How do I know if a book is a "true" first edition?
I saw your video on identifying first editions through the numbering following the title page. I was wondering how you tell if it is a "true" first edition. I understand that each publishing house can purchase the rights and then publish their "first edition". So you can have several first editions out there.
I've seen some publishing houses that have 4 or 5 titles from the same author issued with the same publishing date. Yet these are technically first editions since it's their first printing.
I guess my question boils down to is there any way to easily identify which "first edition" is the very first that was "ever" printed?
You are entering into a dark forest - one called "first appearance." For English language books the true first is usually the first time the book (or story) appears in print.
For modern fiction that is pretty clear. For example the first edition of Dan's Brown's 2003 The Da Vinci Code was published by Random House and has a number line on the copyright page that reads "10 9 8 7 6 5 4 3 2 1." The words "FIRST EDITION" appear above the number line. The UK edition was printed by Bantam Press and has a number line that reads "1 3 5 7 9 10 8 6 4 2." The words "FIRST EDITION" are absent. The UK edition was released after the US, making the US the "true first."
Brown's Digital Fortress was first released in 1998 by St. Martin's Press and the first edition has a number line on the copyright page that reads "10 9 8 7 6 5 4 3 2 1." The phrase "First Edition: February 1998" appears above the number line. This is the true first edition of this title.
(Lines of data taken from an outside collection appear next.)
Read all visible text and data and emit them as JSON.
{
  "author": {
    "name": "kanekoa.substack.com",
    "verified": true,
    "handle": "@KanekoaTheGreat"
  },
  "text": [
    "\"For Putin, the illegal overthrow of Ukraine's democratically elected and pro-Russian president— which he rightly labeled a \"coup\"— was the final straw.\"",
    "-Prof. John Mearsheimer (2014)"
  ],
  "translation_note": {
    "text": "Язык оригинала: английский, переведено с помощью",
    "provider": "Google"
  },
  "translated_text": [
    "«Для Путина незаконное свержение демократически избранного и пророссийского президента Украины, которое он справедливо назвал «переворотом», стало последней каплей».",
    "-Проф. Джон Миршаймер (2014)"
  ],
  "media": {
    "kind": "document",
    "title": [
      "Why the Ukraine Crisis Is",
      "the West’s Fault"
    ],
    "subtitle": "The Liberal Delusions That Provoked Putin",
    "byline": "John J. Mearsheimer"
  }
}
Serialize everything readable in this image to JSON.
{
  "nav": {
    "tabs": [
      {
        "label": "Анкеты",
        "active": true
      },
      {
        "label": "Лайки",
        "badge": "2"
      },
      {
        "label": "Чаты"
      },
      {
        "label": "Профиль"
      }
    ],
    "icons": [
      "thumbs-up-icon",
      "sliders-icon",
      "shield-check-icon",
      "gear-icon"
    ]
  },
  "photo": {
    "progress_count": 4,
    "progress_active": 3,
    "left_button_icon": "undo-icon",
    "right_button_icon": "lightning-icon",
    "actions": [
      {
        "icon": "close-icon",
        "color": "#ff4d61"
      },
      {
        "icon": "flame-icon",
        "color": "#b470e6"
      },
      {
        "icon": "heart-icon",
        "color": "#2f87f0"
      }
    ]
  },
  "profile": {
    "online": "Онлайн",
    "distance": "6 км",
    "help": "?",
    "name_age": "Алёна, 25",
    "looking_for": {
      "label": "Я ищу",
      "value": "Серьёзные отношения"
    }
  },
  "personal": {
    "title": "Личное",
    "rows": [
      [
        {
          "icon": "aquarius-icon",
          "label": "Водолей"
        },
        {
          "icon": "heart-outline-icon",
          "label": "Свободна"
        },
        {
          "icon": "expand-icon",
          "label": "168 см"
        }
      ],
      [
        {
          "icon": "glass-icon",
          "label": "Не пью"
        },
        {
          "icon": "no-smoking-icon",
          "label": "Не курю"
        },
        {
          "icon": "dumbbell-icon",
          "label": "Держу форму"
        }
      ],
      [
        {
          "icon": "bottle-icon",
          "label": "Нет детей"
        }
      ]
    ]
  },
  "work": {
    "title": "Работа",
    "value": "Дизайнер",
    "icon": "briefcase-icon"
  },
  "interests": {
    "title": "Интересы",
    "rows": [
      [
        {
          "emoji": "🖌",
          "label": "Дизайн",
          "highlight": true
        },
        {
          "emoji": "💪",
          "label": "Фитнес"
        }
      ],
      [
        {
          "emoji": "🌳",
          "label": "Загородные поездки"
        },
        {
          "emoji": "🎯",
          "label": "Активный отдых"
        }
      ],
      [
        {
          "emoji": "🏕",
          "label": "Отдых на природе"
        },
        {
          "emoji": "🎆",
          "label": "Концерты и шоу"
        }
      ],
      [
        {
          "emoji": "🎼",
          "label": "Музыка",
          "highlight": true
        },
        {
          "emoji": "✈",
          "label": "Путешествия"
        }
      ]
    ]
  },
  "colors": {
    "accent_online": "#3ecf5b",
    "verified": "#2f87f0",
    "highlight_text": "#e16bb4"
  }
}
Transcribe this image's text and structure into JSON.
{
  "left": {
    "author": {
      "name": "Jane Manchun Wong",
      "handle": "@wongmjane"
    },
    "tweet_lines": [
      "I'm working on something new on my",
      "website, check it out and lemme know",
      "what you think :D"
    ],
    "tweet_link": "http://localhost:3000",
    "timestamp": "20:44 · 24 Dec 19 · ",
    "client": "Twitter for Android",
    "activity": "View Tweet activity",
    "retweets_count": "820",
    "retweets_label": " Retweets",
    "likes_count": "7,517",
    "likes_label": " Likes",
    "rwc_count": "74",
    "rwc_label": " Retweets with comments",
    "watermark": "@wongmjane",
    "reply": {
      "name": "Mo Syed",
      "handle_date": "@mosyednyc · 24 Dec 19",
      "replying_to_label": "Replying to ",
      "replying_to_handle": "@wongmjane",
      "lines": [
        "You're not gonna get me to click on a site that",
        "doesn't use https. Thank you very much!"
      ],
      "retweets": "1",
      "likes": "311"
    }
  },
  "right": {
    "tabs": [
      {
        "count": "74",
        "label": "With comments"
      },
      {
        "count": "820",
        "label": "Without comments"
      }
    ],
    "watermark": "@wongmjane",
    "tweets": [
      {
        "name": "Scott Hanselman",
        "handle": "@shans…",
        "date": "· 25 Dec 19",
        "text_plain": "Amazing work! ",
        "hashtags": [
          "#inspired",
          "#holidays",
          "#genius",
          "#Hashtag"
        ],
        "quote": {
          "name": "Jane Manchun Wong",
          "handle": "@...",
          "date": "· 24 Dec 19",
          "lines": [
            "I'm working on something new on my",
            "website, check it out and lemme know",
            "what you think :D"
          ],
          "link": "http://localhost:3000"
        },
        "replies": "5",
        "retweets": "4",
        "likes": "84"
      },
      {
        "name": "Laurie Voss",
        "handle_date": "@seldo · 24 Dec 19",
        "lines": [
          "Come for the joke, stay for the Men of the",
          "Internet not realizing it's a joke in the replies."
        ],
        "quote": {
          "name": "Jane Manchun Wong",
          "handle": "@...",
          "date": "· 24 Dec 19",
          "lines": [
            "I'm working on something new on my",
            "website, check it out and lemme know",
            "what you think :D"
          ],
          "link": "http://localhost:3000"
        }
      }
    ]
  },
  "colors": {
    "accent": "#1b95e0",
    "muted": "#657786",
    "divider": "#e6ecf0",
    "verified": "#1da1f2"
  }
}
In 2004 St. Martin's re-released Digital Fortress. That book has a number line that reads "10 9 8 7 6 5 4 3 2 1" with the phrase "Revised Edition: May 2004" appearing above the number line. While all the typical markings lead you to think this is a first edition, and it technically is, it is not the first appearance. There lies the rub.
While not a technical industry term, booksellers refer to such editions as "first thus." This provides a workaround to the problem. While the 2004 edition is a first, it is not the true first - so we call them a first thus.
A similar problem arises when a title than was originally released a a paperback (PBO, or paperback original), and is re-released as a hardcover, the hardcover will have all the markings of a first edition. However, for the purist, the paperback is the first appearance and therefore the true first.
UK Editions can present yet another set of issues. For British authors, or authors from Europe, the UK edition usually precedes the US edition and is therefore the true first. Conversely, US authors usually have their books released is the US first followed by UK editions. Occasionally, titles have the same laydown date for both US and UK editions - so those are anyone's guess to which comes first. Ugh!
For antiquarian books you will have to seek out expert authentication. They are way beyond my skill set.
Sorry to be so long winded. I hope it proves helpful.